Back Pain from Facet Syndrome Explained

Millions of Americans suffer back pain from facet syndrome, a common cause of back pain. Facet syndrome can affect anyone but generally affects those over age fifty more often. Those under age fifty can suffer from facet syndrome caused from injury. Facet syndrome is a condition in which the cartilage of the facet joints become deteriorated and causes friction between the joints of the vertebrae. This condition may lead to arthritis in many patients. Facet syndrome may occur from age related deterioration, injury, or excessive use from hard work or strenuous activities and sports.

What are the symptoms of facet syndrome?

  • Ø Morning and evening pain or pain that worsens with changes in weatherFacet Joint
  • Ø Pain in the lumbar region, buttocks, and thighs
  • Ø Pain originating in the neck and extending into the shoulders and arms
  • Ø Headaches
  • Ø The feeling or sound of bone on bone when moving
  • Ø Scoliosis (curvature of the spine)
  • Ø Numbness and weakness of the arms and legs
  • Ø Symptoms increase with prolonged periods of standing or sitting

How is facet syndrome diagnosed?

Diagnosing facet syndrome begins with x-rays to determine if other causes are the source of the patients’ pain. MRI (magnetic resonance imaging) and CT scan (computerized tomography) are often performed in order to get a good image of the tissue and structure of the spine. Diagnostic injections to determine the origin of pain is also useful.

How is facet syndrome treated?

The most simple treatments are tried first, these include the use of OTC (over the counter) medications like non-narcotic analgesics like acetaminophen (Tylenol), and NSAID’s (non-steroidal anti-inflammatory drugs) like ibuprofen (Motrin), and naproxen sodium.

Facet joint injections are a very effective treatment for managing pain associated with facet syndrome. These are similar to the diagnostic injections but utilize a longer lasting steroid medication.

What are expectations when a patient receives facet joint injections?

The majority of patients that undergo facet joint injections experience a significant reduction in pain levels, some as much as 75% reduced pain levels.

How are facet joint injections performed?

This is an outpatient procedure that typically only takes about a half hour to perform.
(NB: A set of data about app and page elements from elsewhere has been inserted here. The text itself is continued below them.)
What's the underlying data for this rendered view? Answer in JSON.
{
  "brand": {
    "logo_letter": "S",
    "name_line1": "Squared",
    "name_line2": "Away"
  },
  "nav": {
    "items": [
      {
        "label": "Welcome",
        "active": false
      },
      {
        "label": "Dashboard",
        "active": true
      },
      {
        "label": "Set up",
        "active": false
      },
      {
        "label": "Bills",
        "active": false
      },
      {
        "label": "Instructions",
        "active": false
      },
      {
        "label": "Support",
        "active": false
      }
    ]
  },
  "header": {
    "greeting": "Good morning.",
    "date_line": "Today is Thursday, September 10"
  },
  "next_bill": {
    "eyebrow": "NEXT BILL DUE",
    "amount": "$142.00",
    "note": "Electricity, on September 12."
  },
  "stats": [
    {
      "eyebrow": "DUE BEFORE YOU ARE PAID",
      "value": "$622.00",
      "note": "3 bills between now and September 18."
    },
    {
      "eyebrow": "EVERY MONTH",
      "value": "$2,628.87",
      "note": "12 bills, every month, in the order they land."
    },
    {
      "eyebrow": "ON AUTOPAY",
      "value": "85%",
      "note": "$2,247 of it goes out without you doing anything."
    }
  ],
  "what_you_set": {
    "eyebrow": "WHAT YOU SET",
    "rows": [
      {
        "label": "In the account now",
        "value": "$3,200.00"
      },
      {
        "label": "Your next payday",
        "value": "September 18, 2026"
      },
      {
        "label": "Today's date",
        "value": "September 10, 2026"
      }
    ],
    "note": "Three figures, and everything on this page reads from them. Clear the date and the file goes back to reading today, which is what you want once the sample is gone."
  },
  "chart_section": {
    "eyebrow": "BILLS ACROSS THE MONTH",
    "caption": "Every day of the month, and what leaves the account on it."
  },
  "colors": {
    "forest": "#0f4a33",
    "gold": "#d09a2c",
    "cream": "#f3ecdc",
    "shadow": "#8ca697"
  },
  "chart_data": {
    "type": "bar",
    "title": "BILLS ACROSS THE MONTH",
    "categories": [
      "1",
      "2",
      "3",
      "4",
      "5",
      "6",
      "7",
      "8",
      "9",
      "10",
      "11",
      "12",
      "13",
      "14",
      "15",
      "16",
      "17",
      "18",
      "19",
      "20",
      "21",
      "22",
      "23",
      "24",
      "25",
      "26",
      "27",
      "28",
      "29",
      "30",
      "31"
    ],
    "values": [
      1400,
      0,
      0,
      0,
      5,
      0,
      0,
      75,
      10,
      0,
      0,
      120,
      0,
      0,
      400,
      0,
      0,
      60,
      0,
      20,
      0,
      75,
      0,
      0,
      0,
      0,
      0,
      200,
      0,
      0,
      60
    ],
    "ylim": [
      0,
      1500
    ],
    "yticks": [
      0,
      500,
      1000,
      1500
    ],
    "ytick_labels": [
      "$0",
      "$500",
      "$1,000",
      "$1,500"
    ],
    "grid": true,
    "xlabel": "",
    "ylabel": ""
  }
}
The patient is placed on an exam table and their vital signs are monitored, usually the patient is sedated. The area to be injected is cleaned and topically numbed, then a then needle is inserted with the aid of a device called a fluoroscope, a type of x-ray machine that allows the doctor to see the needle being inserted to ensure proper placement.

Contrast dye is then injected to ensure the medication will cover the correct area and then the medications are slowly injected. After the procedure is completed the Facet Joint Injection patient is moved to an adjacent area for observation against adverse reactions to the medications used.

How long do the benefits from the injections last?

The patient usually experiences immediate relief from the local anesthetic, this wears off within a day and then the corticosteroid will begin to take effect within 24-48 hours. The steroid medication can provide relief for several days to several weeks with the first treatment; subsequent treatments can provide relief for several weeks to several months.

What risk or side effects are possible?

Risk and side effects from this injection are minimal; they include light bruising, swelling, or bleeding at the injection site. Very rarely infection may occur and even rarer is nerve or tissue damage, but these are very rare.

How successful are the injections for the relief of pain?

These injections are typically very effective. Most patients experience significant relief from pain with the procedure.